◆ DESCRIPTION OF THE TASK: Exactly as written, print each of the entries.

[Data records for software interfaces]
____________________
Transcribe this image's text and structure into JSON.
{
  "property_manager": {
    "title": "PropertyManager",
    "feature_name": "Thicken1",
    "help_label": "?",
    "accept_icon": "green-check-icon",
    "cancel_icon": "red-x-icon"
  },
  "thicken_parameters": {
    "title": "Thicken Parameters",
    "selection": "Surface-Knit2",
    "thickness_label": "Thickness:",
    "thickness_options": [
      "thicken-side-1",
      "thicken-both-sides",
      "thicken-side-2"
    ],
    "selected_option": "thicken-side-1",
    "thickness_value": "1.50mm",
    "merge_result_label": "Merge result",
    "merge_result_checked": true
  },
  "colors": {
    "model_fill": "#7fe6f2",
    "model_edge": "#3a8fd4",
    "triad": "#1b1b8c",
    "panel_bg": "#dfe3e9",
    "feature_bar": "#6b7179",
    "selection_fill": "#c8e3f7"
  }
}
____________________
◆ RESPONSE TO THIS EXERCISE:
Transcribe this image's text and structure into JSON.
{
  "property_manager": {
    "title": "PropertyManager",
    "feature_name": "Thicken1",
    "help_label": "?",
    "accept_icon": "green-check-icon",
    "cancel_icon": "red-x-icon"
  },
  "thicken_parameters": {
    "title": "Thicken Parameters",
    "selection": "Surface-Knit2",
    "thickness_label": "Thickness:",
    "thickness_options": [
      "thicken-side-1",
      "thicken-both-sides",
      "thicken-side-2"
    ],
    "selected_option": "thicken-side-1",
    "thickness_value": "1.50mm",
    "merge_result_label": "Merge result",
    "merge_result_checked": true
  },
  "colors": {
    "model_fill": "#7fe6f2",
    "model_edge": "#3a8fd4",
    "triad": "#1b1b8c",
    "panel_bg": "#dfe3e9",
    "feature_bar": "#6b7179",
    "selection_fill": "#c8e3f7"
  }
}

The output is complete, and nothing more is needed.